FBI Raided Kraken Co-Founder’s Home for Alleged Hacking of a Non-Profit

The United States Federal Bureau of Investigation (FBI) raided Kraken co-founder’s home back in March for the alleged hacking of Verge Center of the Arts, a non-profit arts group he founded.

According to The New York Times report on Thursday, July 6, crypto exchange Kraken’s co-founder and former CEO, Jesse Powell, is being investigated by Federal law enforcement over allegations that he hacked and cyberstalked Verge Center for the Arts after he was removed from the group’s board of directors last year.
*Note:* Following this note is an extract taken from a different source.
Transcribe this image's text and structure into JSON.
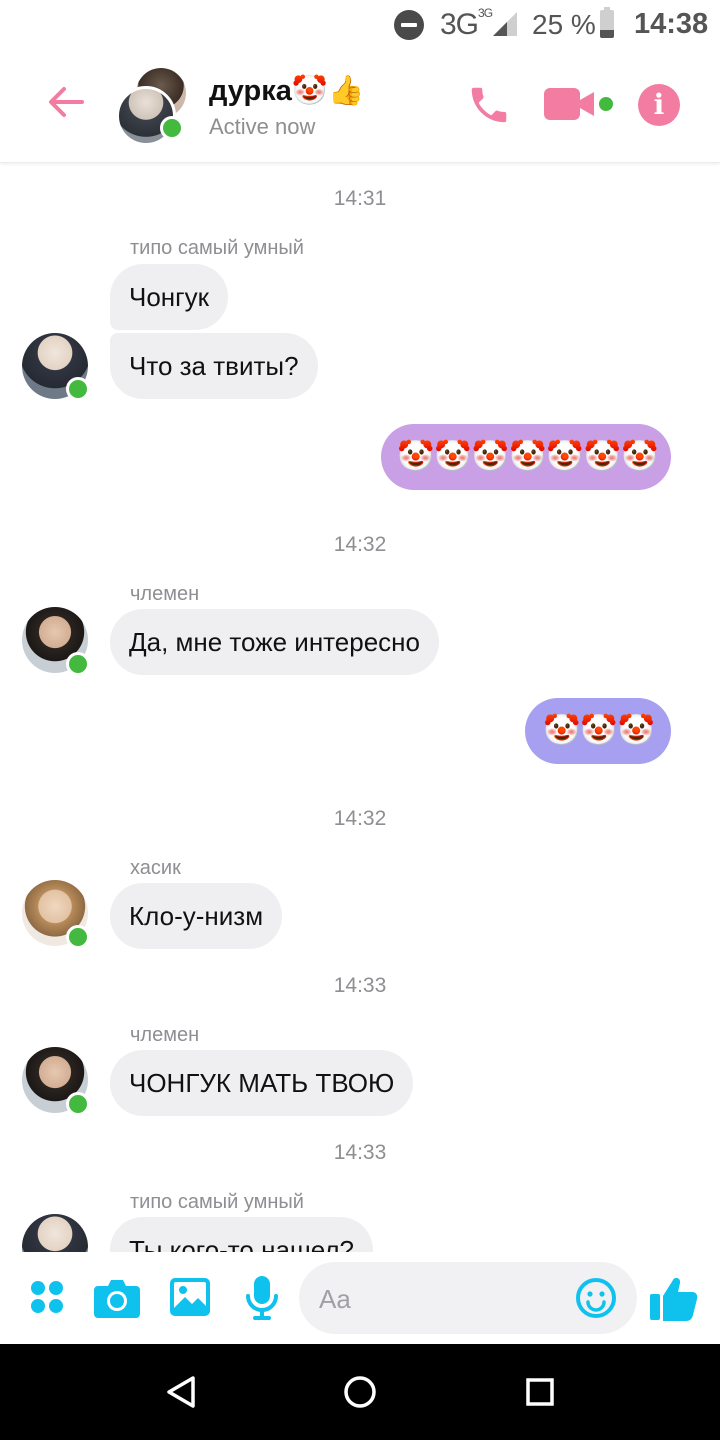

The Case has No Relation to Kraken

According to the letter seen by the New York Times that was sent to Kraken by Verge’s lawyer last year, Verge Center for the Arts claimed that Jesse Powell hindered its computer accounts, blocked access to email services and the website, and cyberstalked Center’s systems to access confidential information.

Jesse Powell co-founded the Sacramento-based Verge Center of the Arts in 2007. However, he was removed from the organization’s board of directors in 2022 for failing to attend meetings and breaching the organization’s principles.

Per the report, Powel has been under investigation by the FBI and the US Attorney’s Office for the Northern District of California since last September. The FBI raided his home in Brentwood, Los Angeles, in March 2023 as part of these investigations and seized electronic devices, Times wrote, citing multiple anonymous sources.

The Case has No Relation with his Crypto Venture, says the DOJ

Powell’s lawyer Bradon Fox confirmed the raid after the story came out. The lawyer said that although his client had been under investigation, he had not been charged with any crime. Fox added that the investigation was unrelated to his cryptocurrency business and didn’t concern the Kraken crypto exchange.

According to the report, Powell sued Verge in California Superior Court last month, claiming he had done nothing wrong as he owns and has rightful access to the email accounts as a board member. However, the non-profit group was quick to dismiss Powel’s claims.

On the other hand, the second-largest crypto exchange in the US that he co-founded is also not without problems. As Crypto Economy reported, Kraken was hit with enforcement action in February by the US Securities and Exchange Commission (SEC) that focused on US securities laws violations by the exchange’s “crypto-as-a-staking” program.

Kraken then settled with the SEC forcing the company to shut down its staking program and pay a hefty fine of $30 million in restitution, prejudgment interest, and civil penalties.